Dana Consumer Health Collection WF 658  C877L
(VT Residents May Borrow for Free)

“Covers diagnosis, surgery, radiotherapy, chemotherapy, alternative therapies, nutrition, stress, and prognoses.”
Publisher’s description

EndNote Office Hours


Dana is pleased to announce the addition of EndNote Office Hours. Bring your EndNote questions to the library for individual assistance. We will provide instruction, help solve a citation problem, or assist in getting your library of documents under control.

Mondays, 1-3 pm with Angie Chapple-Sokol,, 656-9396

Thursdays, 10:30 am-12 noon with Laura Haines,, 656-4143

For best results, call ahead to reserve the time, but drop ins are also welcome!

Take the Library User Survey

The University Libraries care about what you think. We want your voice to be at the heart of our planning and assessment efforts.

Please participate in a very important electronic survey that will help us learn how our user community views library services, and benchmark our collection, services, and facilities with other libraries. Sample responses indicate it takes approximately 10 minutes to complete this survey. Your investment of time now will be greatly appreciated.

We would appreciate it if you would complete the online survey at now, or within the next few days.

This survey is important because it will:

  • *Help us understand how the UVM community rates library services.
  • *Allow us to compare results with other academic research libraries.
  • *Make sure your voice is heard in library planning.
  • *Let us implement changes based on your needs.
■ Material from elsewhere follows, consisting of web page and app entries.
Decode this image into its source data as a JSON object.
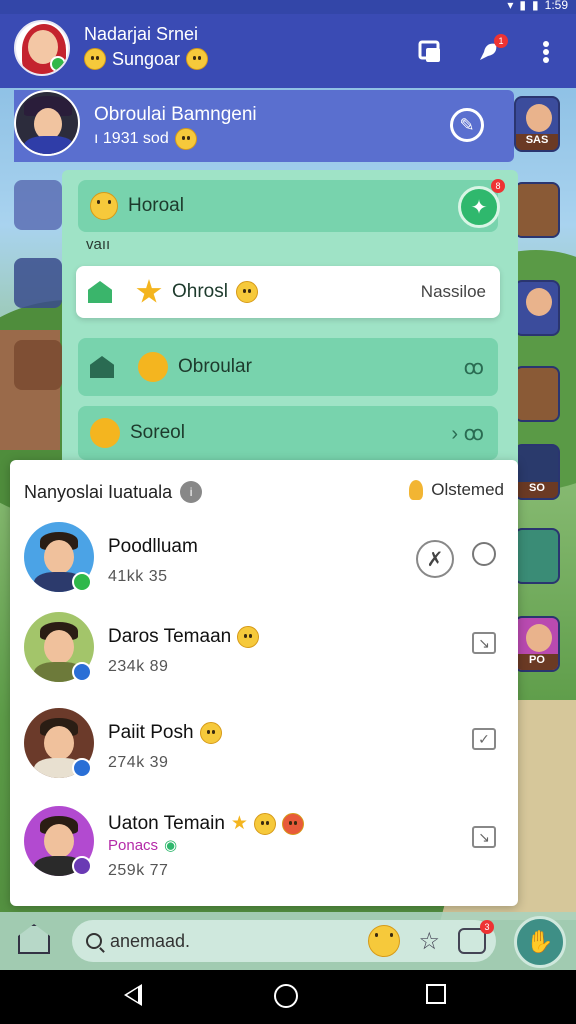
{
  "status_bar": {
    "time": "1:59"
  },
  "app_bar": {
    "title": "Nadarjai Srnei",
    "subtitle": "Sungoar",
    "actions": [
      {
        "icon": "contacts-icon"
      },
      {
        "icon": "notification-icon",
        "badge": "1"
      },
      {
        "icon": "more-vert-icon"
      }
    ]
  },
  "profile": {
    "name": "Obroulai Bamngeni",
    "stats": "ı 1931 sod"
  },
  "side_tiles": [
    {
      "label": "SAS"
    },
    {
      "label": "SO"
    },
    {
      "label": "PO"
    }
  ],
  "menu": {
    "header": {
      "label": "Horoal",
      "right": "×8"
    },
    "section_label": "vaıı",
    "items": [
      {
        "label": "Ohrosl",
        "right": "Nassiloe",
        "selected": true
      },
      {
        "label": "Obroular",
        "right": "ꝏ"
      },
      {
        "label": "Soreol",
        "right": "› ꝏ"
      }
    ]
  },
  "friends": {
    "title": "Nanyoslai Iuatuala",
    "sort_label": "Olstemed",
    "list": [
      {
        "name": "Poodlluam",
        "meta": "41kk 35",
        "status_color": "#2fb84a",
        "shirt": "#2c3a6c",
        "bg": "#4ba3e6",
        "control": "radio"
      },
      {
        "name": "Daros Temaan",
        "meta": "234k 89",
        "status_color": "#2a6fd6",
        "shirt": "#6d7a3a",
        "bg": "#a3c56a",
        "control": "checkbox"
      },
      {
        "name": "Paiit Posh",
        "meta": "274k 39",
        "status_color": "#2a6fd6",
        "shirt": "#e8e0d0",
        "bg": "#6b3a2a",
        "control": "checkbox"
      },
      {
        "name": "Uaton Temain",
        "tag": "Ponacs",
        "meta": "259k 77",
        "status_color": "#6a3ab4",
        "shirt": "#2a2a2a",
        "bg": "#b24ad0",
        "control": "checkbox"
      }
    ]
  },
  "bottom_bar": {
    "search_placeholder": "anemaad.",
    "badge": "3"
  }
}
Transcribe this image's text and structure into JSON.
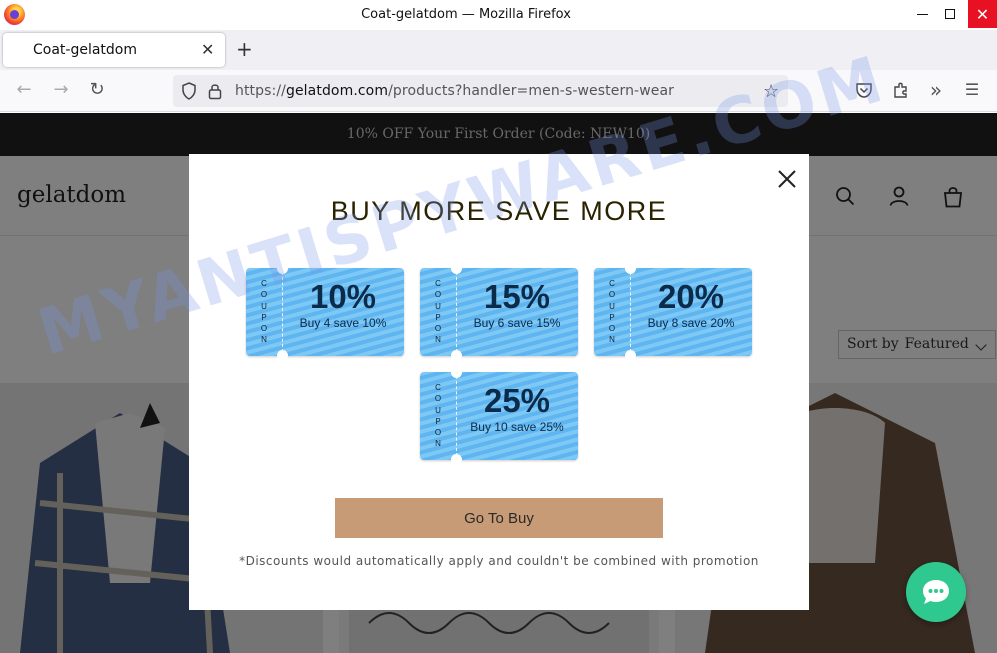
{
  "window": {
    "title": "Coat-gelatdom — Mozilla Firefox",
    "close_glyph": "✕"
  },
  "tabs": [
    {
      "label": "Coat-gelatdom",
      "close_glyph": "✕"
    }
  ],
  "tabstrip": {
    "new_tab_glyph": "+"
  },
  "navbar": {
    "back_glyph": "←",
    "forward_glyph": "→",
    "reload_glyph": "↻",
    "url_prefix": "https://",
    "url_domain": "gelatdom.com",
    "url_path": "/products?handler=men-s-western-wear",
    "star_glyph": "☆",
    "overflow_glyph": "»",
    "menu_glyph": "☰"
  },
  "page": {
    "promo_text": "10% OFF Your First Order (Code: NEW10)",
    "shop_logo": "gelatdom",
    "sort_label": "Sort by",
    "sort_value": "Featured"
  },
  "modal": {
    "close_glyph": "✕",
    "title": "BUY MORE SAVE MORE",
    "coupon_side_text": "COUPON",
    "coupons": [
      {
        "percent": "10%",
        "description": "Buy 4 save 10%"
      },
      {
        "percent": "15%",
        "description": "Buy 6 save 15%"
      },
      {
        "percent": "20%",
        "description": "Buy 8 save 20%"
      },
      {
        "percent": "25%",
        "description": "Buy 10 save 25%"
      }
    ],
    "button_label": "Go To Buy",
    "disclaimer": "*Discounts would automatically apply and couldn't be combined with promotion"
  },
  "watermark": "MYANTISPYWARE.COM",
  "colors": {
    "promo_bar": "#222222",
    "coupon_blue": "#6dbdf2",
    "button": "#c79b75",
    "chat": "#2fc98f",
    "close": "#e81123"
  },
  "icons": [
    "firefox-icon",
    "back-icon",
    "forward-icon",
    "reload-icon",
    "shield-icon",
    "lock-icon",
    "star-icon",
    "pocket-icon",
    "extensions-icon",
    "overflow-icon",
    "menu-icon",
    "search-icon",
    "account-icon",
    "cart-icon",
    "close-icon",
    "chat-icon"
  ]
}
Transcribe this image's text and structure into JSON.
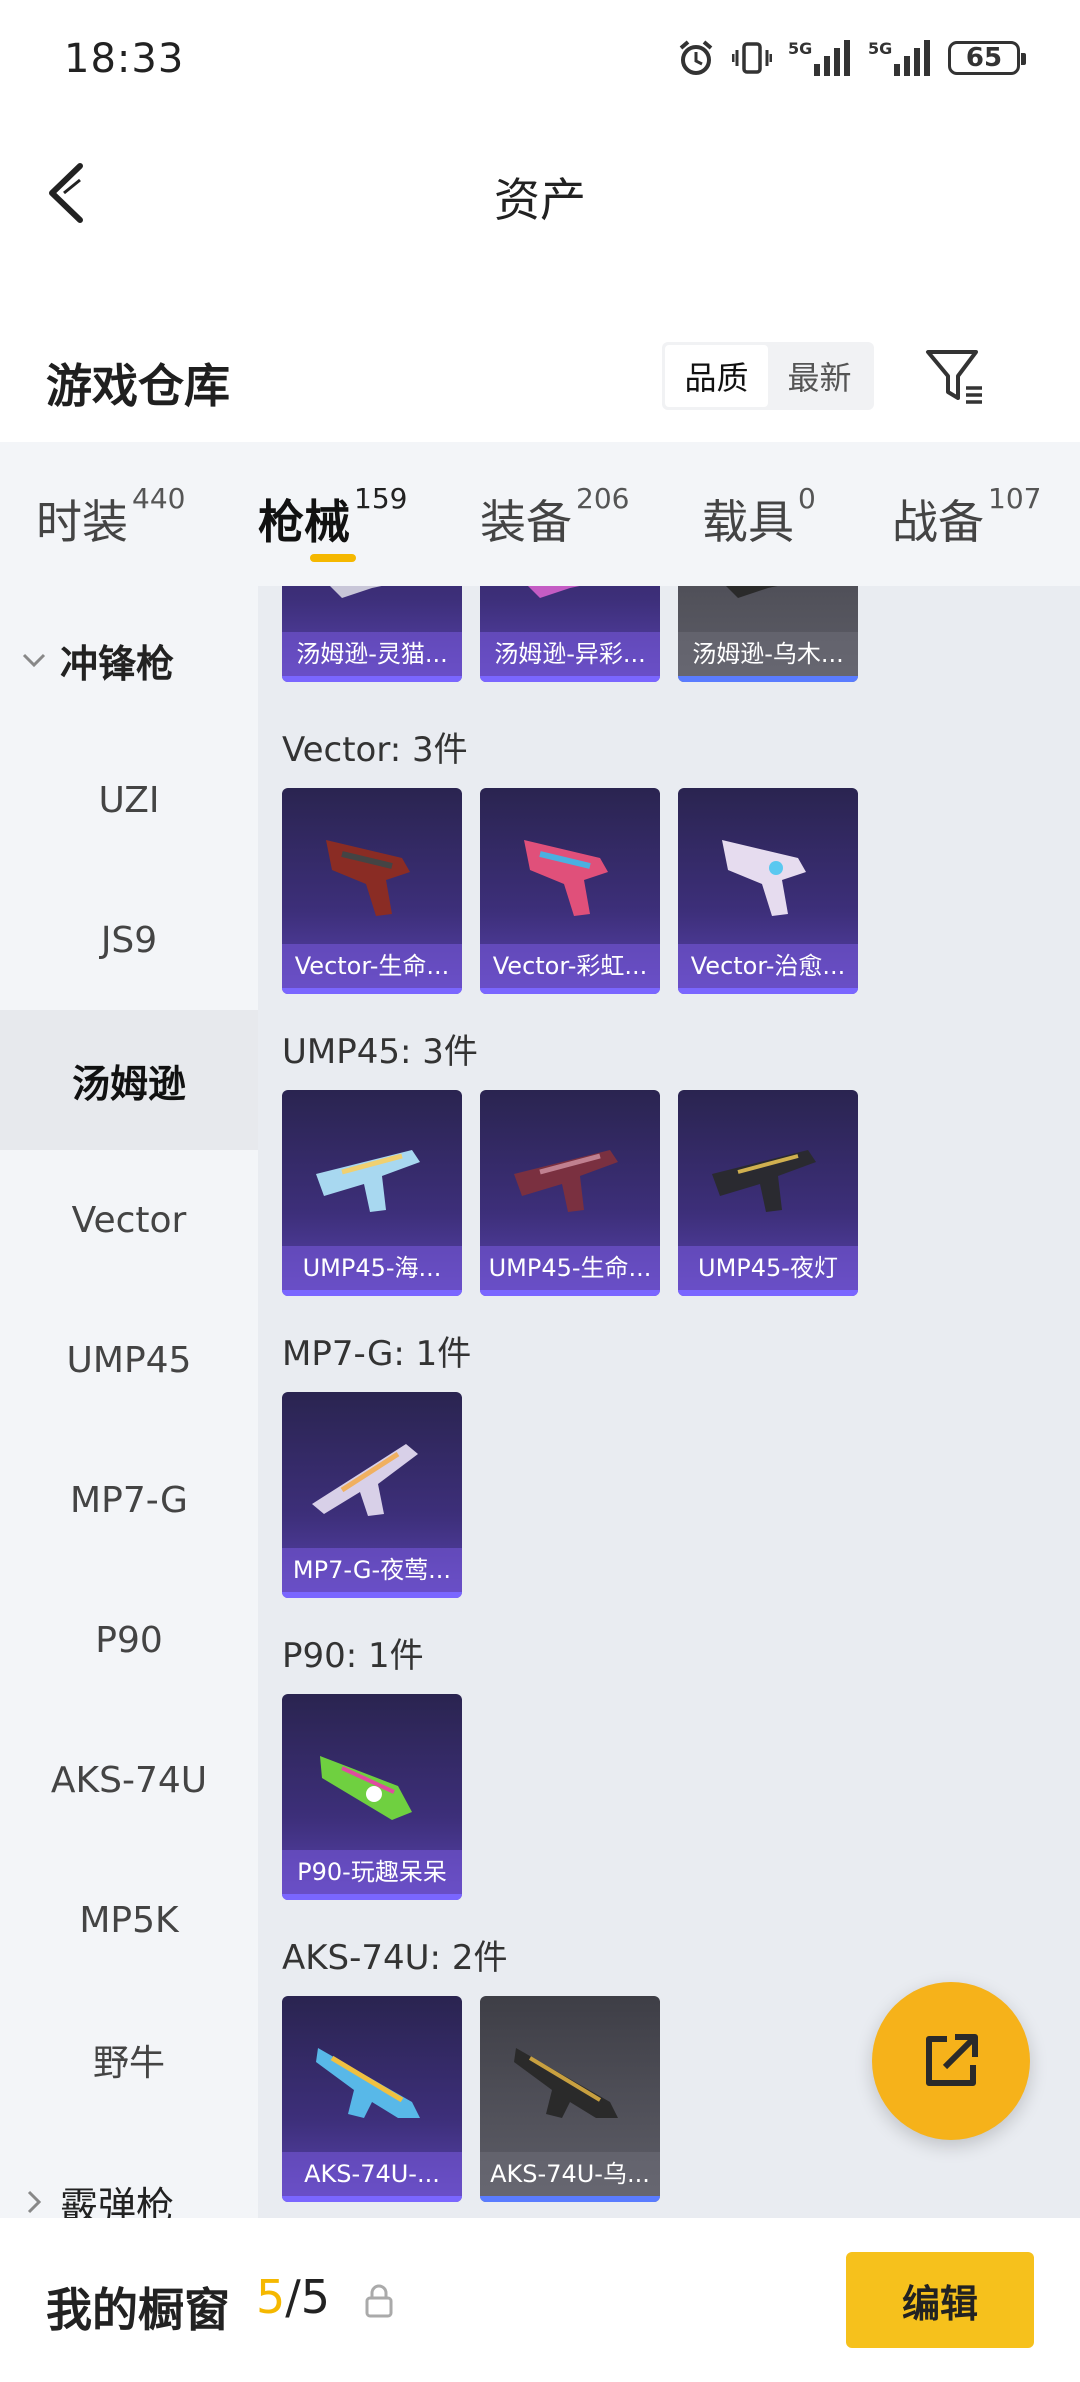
{
  "status_bar": {
    "time": "18:33",
    "battery": "65",
    "network_1": "5G",
    "network_2": "5G"
  },
  "nav": {
    "title": "资产"
  },
  "header": {
    "title": "游戏仓库",
    "sort_quality": "品质",
    "sort_latest": "最新"
  },
  "tabs": [
    {
      "label": "时装",
      "count": "440"
    },
    {
      "label": "枪械",
      "count": "159"
    },
    {
      "label": "装备",
      "count": "206"
    },
    {
      "label": "载具",
      "count": "0"
    },
    {
      "label": "战备",
      "count": "107"
    }
  ],
  "sidebar": {
    "group_open": "冲锋枪",
    "items": [
      "UZI",
      "JS9",
      "汤姆逊",
      "Vector",
      "UMP45",
      "MP7-G",
      "P90",
      "AKS-74U",
      "MP5K",
      "野牛"
    ],
    "active_item": "汤姆逊",
    "group_closed": "霰弹枪"
  },
  "sections": [
    {
      "title": "",
      "items": [
        {
          "name": "汤姆逊-灵猫..."
        },
        {
          "name": "汤姆逊-异彩..."
        },
        {
          "name": "汤姆逊-乌木..."
        }
      ]
    },
    {
      "title": "Vector: 3件",
      "items": [
        {
          "name": "Vector-生命..."
        },
        {
          "name": "Vector-彩虹..."
        },
        {
          "name": "Vector-治愈..."
        }
      ]
    },
    {
      "title": "UMP45: 3件",
      "items": [
        {
          "name": "UMP45-海..."
        },
        {
          "name": "UMP45-生命..."
        },
        {
          "name": "UMP45-夜灯"
        }
      ]
    },
    {
      "title": "MP7-G: 1件",
      "items": [
        {
          "name": "MP7-G-夜莺..."
        }
      ]
    },
    {
      "title": "P90: 1件",
      "items": [
        {
          "name": "P90-玩趣呆呆"
        }
      ]
    },
    {
      "title": "AKS-74U: 2件",
      "items": [
        {
          "name": "AKS-74U-..."
        },
        {
          "name": "AKS-74U-乌..."
        }
      ]
    }
  ],
  "bottom_bar": {
    "label": "我的橱窗",
    "count_current": "5",
    "count_sep_total": "/5",
    "edit_label": "编辑"
  },
  "colors": {
    "accent": "#f6c11c",
    "card_purple": "#3d2f7a",
    "card_grey": "#55555e"
  },
  "icons": {
    "back": "chevron-left-icon",
    "filter": "filter-icon",
    "share": "external-link-icon",
    "lock": "lock-icon"
  }
}
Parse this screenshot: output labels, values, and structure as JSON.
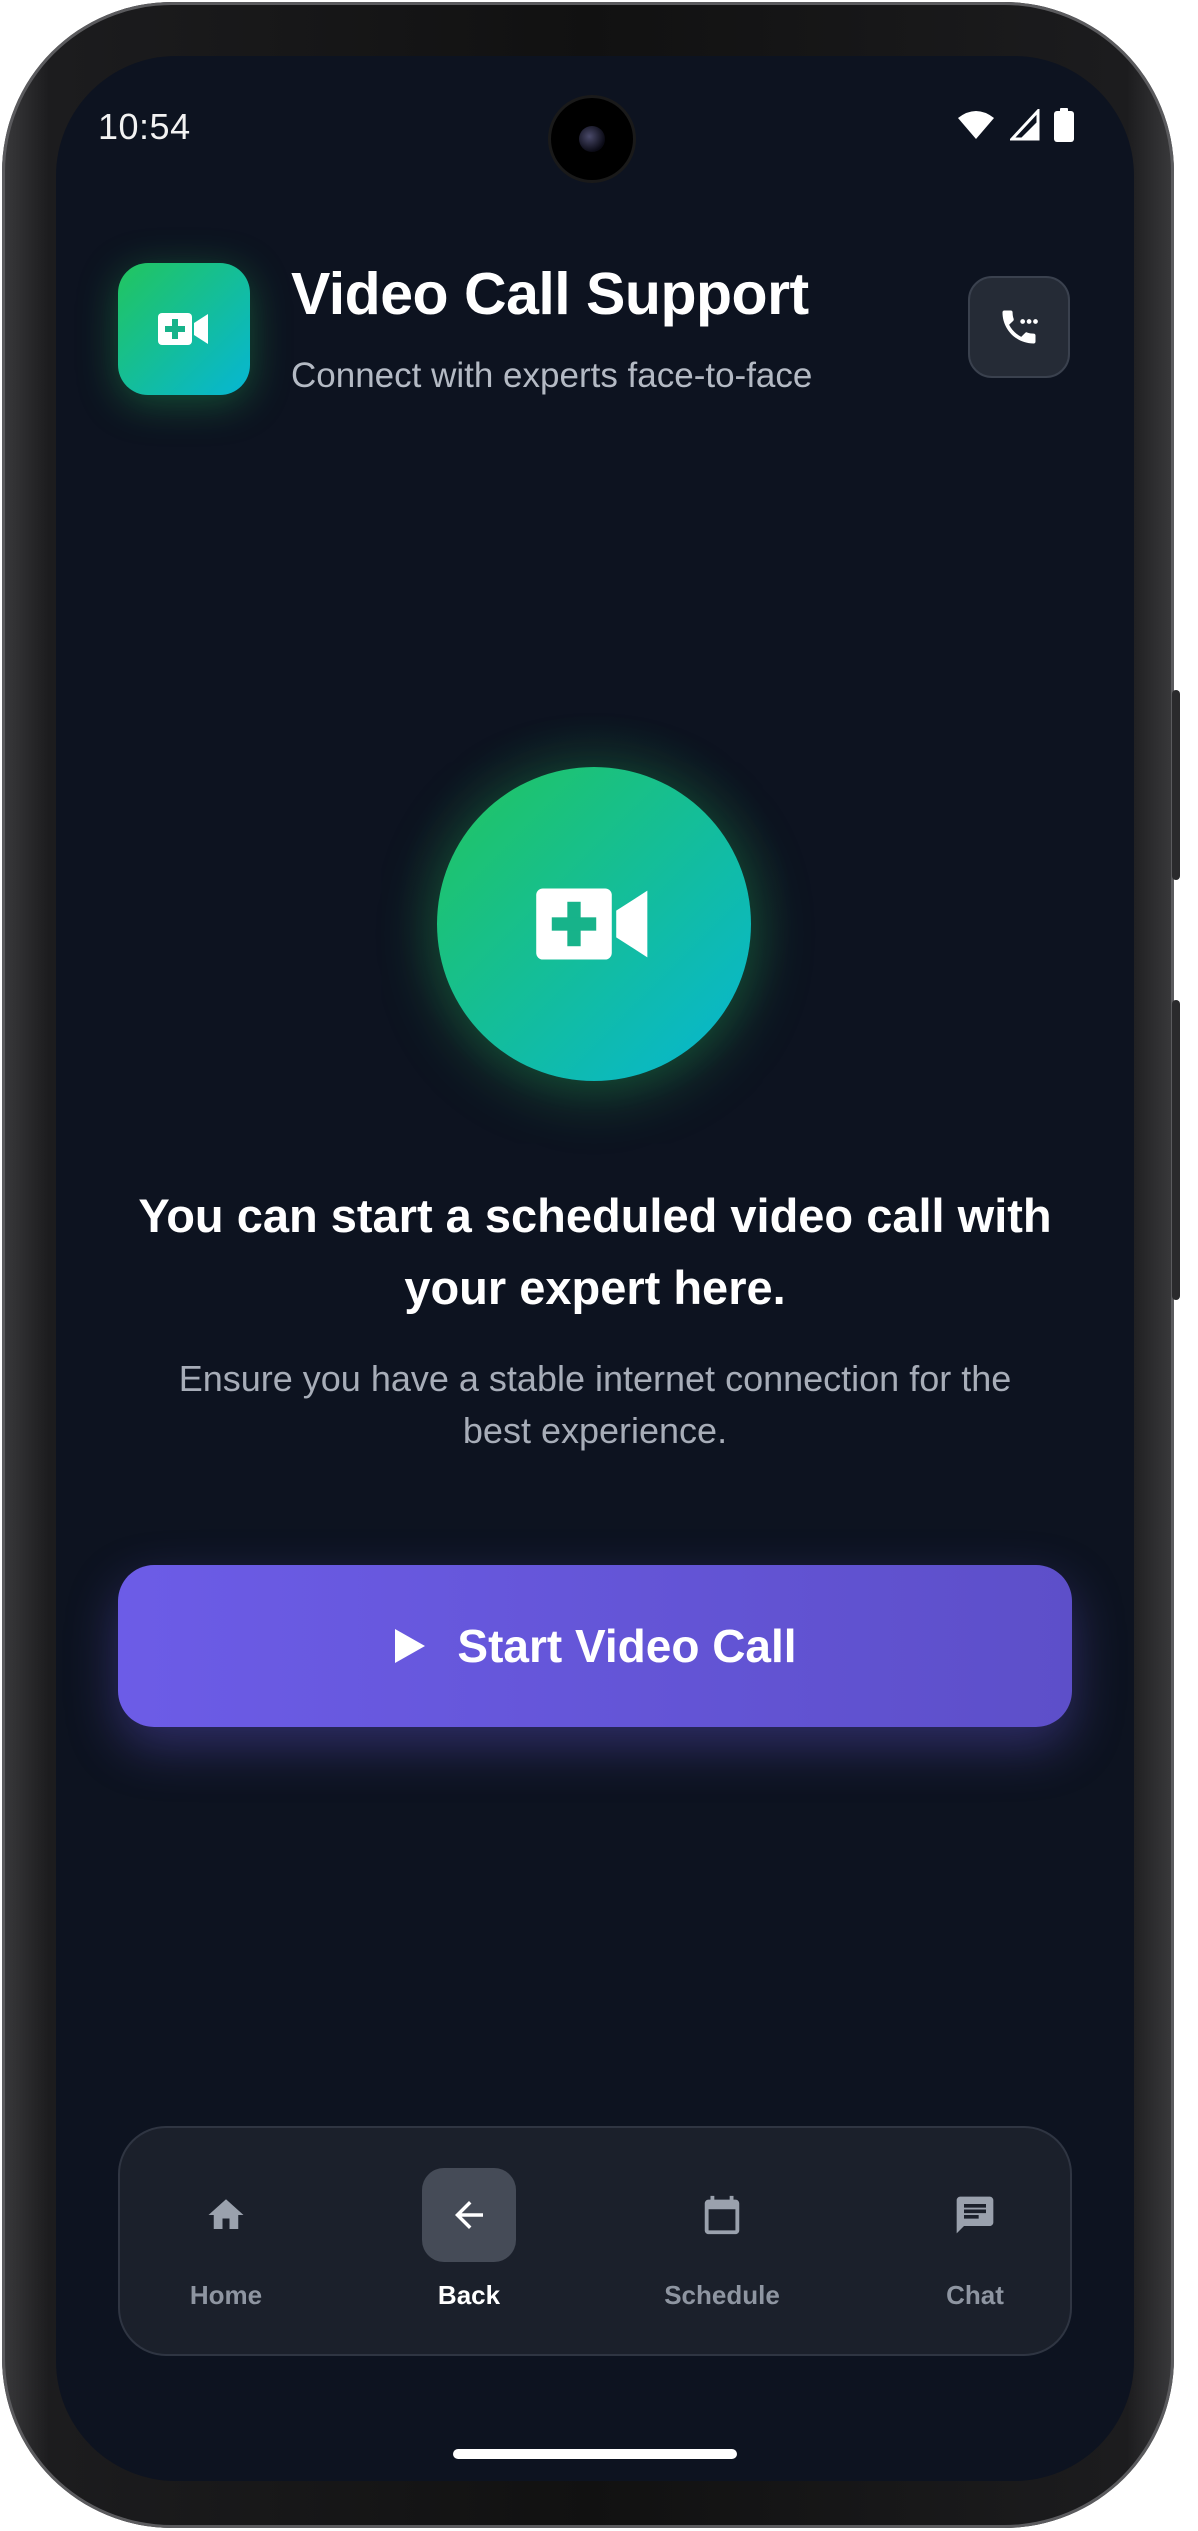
{
  "status_bar": {
    "time": "10:54",
    "icons": [
      "wifi-icon",
      "signal-icon",
      "battery-icon"
    ]
  },
  "header": {
    "icon": "video-plus-icon",
    "title": "Video Call Support",
    "subtitle": "Connect with experts face-to-face",
    "action_icon": "phone-dots-icon"
  },
  "hero": {
    "icon": "video-plus-icon",
    "headline": "You can start a scheduled video call with your expert here.",
    "note": "Ensure you have a stable internet connection for the best experience."
  },
  "cta": {
    "icon": "play-icon",
    "label": "Start Video Call"
  },
  "bottom_nav": {
    "items": [
      {
        "label": "Home",
        "icon": "home-icon",
        "active": false
      },
      {
        "label": "Back",
        "icon": "arrow-left-icon",
        "active": true
      },
      {
        "label": "Schedule",
        "icon": "calendar-icon",
        "active": false
      },
      {
        "label": "Chat",
        "icon": "chat-icon",
        "active": false
      }
    ]
  },
  "colors": {
    "background": "#0d1320",
    "accent_gradient_start": "#22c55e",
    "accent_gradient_end": "#06b6d4",
    "primary_button": "#6c5ce7"
  }
}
We’re providing the opportunity for survey participants to win prizes. If you choose, you can enter a drawing for over a dozen gift certificates to the UVM Bookstore and Computer Depot, ranging in value from $100 to $10.

We hope you will choose to respond. If you participate, your responses will be held in confidence. No identifying links between responses and the individual responding will be retained. The survey is called LibQUAL+ (TM) and is being administered by the Association of Research Libraries. If you have any difficulty in accessing or taking the survey, please contact Selene Colburn at

Thank you for your time. Your opinion matters!